▶ [Problem] Which of the lines in the data below contain the string "balloon"? Copy each of them.
━━ Available data
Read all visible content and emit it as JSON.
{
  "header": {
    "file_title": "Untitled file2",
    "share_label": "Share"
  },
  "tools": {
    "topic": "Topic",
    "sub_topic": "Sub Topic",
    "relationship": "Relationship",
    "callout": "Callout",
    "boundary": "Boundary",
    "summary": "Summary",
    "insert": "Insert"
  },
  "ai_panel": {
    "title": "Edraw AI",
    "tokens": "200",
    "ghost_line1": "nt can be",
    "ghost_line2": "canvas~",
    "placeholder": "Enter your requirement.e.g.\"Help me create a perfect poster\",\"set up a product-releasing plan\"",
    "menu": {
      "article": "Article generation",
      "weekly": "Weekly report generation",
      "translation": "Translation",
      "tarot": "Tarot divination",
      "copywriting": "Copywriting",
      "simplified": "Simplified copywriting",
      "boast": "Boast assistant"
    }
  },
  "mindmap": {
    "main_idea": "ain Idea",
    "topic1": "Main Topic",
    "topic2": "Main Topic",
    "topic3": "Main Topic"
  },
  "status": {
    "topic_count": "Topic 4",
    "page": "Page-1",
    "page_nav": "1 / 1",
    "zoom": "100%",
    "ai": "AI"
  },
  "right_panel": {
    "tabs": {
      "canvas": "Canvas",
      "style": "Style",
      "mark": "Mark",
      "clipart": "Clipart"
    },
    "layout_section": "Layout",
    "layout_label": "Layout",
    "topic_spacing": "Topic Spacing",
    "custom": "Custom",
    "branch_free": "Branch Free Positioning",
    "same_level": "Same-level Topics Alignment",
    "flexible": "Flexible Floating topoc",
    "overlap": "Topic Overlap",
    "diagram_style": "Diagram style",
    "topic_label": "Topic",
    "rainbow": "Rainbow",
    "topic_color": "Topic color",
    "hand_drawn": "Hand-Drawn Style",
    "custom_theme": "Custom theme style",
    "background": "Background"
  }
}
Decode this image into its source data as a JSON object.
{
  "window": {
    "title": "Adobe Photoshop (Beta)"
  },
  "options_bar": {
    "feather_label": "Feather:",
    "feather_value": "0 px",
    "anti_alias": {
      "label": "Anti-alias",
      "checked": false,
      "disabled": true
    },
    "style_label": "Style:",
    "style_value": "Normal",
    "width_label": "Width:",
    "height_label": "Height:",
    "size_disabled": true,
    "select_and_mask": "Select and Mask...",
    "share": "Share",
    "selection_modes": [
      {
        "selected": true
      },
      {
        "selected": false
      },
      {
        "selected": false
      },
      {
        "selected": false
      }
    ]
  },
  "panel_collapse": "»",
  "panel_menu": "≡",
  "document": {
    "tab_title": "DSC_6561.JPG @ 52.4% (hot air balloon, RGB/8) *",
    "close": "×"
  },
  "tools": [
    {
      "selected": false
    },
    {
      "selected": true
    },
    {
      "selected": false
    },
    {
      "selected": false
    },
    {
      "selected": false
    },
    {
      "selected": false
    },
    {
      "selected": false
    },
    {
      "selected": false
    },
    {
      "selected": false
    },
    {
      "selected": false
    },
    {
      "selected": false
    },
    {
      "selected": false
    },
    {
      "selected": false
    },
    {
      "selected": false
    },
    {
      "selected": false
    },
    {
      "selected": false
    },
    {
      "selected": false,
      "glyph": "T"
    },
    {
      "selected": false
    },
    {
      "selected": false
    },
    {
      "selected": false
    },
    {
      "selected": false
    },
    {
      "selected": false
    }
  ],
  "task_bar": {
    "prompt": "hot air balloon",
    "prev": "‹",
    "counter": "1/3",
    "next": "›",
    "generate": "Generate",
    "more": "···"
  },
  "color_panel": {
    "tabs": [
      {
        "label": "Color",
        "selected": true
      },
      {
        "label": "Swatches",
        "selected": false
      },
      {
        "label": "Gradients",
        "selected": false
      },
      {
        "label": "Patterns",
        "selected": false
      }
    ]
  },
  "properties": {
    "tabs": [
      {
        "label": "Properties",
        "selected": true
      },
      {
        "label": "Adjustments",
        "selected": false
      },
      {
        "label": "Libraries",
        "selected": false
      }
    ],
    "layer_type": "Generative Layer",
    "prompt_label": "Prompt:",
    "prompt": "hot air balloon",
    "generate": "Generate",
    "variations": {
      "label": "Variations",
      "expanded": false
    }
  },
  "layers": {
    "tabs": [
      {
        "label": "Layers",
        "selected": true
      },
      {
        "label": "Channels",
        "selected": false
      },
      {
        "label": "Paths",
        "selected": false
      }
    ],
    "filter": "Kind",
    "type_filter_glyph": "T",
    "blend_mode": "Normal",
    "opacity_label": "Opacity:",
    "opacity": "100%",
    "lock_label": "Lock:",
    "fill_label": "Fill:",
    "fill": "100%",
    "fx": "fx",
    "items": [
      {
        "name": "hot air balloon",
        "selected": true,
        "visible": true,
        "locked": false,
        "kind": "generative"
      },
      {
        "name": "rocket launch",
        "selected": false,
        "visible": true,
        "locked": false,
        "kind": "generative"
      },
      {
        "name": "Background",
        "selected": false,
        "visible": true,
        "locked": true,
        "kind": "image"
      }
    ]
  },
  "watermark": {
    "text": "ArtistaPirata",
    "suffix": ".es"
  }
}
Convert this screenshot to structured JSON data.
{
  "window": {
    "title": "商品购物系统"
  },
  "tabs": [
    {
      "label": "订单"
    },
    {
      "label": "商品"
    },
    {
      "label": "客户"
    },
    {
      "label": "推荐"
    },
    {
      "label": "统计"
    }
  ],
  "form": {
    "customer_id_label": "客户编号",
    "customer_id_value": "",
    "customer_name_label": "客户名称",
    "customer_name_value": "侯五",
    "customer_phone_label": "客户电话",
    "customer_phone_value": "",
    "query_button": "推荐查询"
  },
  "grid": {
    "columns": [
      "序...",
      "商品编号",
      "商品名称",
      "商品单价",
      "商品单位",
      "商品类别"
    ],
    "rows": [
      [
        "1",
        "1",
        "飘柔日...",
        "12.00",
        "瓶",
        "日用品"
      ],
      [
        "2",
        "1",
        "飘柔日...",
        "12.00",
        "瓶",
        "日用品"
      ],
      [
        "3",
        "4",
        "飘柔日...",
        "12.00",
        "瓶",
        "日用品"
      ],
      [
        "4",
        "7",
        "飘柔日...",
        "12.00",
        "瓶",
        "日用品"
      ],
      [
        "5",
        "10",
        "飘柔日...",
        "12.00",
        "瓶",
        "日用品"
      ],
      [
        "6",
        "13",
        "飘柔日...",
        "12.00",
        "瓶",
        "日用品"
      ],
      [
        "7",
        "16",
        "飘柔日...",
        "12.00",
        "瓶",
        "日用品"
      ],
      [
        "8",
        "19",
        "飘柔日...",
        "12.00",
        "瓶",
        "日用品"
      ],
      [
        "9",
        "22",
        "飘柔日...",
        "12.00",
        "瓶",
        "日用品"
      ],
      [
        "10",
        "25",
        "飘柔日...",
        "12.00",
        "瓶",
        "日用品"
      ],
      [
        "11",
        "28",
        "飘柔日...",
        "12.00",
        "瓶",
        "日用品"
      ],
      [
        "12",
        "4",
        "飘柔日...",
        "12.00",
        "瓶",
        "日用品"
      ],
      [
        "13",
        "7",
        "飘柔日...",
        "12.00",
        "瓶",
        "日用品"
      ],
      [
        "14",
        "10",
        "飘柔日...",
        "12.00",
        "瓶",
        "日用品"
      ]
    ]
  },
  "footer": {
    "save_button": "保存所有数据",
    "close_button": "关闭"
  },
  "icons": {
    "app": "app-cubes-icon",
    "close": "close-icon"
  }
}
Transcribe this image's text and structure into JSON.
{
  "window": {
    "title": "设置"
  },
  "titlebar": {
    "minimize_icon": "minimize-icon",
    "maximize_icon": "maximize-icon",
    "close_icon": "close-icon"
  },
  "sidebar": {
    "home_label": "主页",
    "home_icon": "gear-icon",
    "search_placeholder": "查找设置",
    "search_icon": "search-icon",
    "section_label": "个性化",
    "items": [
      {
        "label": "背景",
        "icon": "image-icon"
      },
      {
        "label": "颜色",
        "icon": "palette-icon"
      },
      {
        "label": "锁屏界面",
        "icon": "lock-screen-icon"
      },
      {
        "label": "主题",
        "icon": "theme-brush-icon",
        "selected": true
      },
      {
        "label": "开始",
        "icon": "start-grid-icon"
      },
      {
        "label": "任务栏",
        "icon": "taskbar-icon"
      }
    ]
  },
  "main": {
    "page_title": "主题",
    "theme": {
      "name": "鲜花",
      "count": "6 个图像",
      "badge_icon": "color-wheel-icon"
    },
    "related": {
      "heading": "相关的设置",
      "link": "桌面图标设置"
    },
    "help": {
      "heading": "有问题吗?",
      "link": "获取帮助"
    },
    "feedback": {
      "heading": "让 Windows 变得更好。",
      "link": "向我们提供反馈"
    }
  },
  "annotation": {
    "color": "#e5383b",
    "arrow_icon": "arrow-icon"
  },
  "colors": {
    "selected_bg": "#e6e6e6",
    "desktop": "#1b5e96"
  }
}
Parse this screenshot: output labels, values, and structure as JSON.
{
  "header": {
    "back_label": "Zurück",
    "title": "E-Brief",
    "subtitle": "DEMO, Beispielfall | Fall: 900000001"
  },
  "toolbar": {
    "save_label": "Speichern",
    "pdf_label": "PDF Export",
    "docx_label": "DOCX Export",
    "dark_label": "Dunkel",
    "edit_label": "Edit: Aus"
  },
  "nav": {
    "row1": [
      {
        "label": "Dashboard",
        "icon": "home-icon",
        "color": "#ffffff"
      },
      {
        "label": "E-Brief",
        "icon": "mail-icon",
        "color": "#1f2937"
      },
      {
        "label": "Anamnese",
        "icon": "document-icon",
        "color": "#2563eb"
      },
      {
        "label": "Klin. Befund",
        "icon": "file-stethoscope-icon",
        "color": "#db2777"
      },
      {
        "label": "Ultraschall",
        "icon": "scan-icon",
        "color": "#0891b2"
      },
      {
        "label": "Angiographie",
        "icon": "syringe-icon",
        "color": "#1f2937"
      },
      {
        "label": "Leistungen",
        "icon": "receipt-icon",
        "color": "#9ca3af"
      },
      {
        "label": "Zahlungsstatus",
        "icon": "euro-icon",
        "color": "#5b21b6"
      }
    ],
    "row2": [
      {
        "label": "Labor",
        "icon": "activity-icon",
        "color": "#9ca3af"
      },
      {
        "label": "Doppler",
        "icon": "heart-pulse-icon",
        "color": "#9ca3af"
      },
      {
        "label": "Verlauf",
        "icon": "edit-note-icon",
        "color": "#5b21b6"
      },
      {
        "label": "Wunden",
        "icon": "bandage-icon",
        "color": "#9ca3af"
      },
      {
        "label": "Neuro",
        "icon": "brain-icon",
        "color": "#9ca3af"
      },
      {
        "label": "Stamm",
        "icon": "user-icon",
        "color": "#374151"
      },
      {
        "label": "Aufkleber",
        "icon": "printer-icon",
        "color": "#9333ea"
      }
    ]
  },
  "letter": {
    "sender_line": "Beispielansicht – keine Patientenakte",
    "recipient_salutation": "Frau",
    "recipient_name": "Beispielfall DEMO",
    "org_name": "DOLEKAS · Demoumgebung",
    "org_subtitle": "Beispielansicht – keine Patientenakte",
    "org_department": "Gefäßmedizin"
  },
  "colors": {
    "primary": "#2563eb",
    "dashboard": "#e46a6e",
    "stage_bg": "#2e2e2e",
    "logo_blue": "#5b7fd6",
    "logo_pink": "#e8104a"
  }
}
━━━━
▶ [Problem solution]
    "tab_title": "DSC_6561.JPG @ 52.4% (hot air balloon, RGB/8) *",
    "prompt": "hot air balloon",
    "prompt": "hot air balloon",
        "name": "hot air balloon",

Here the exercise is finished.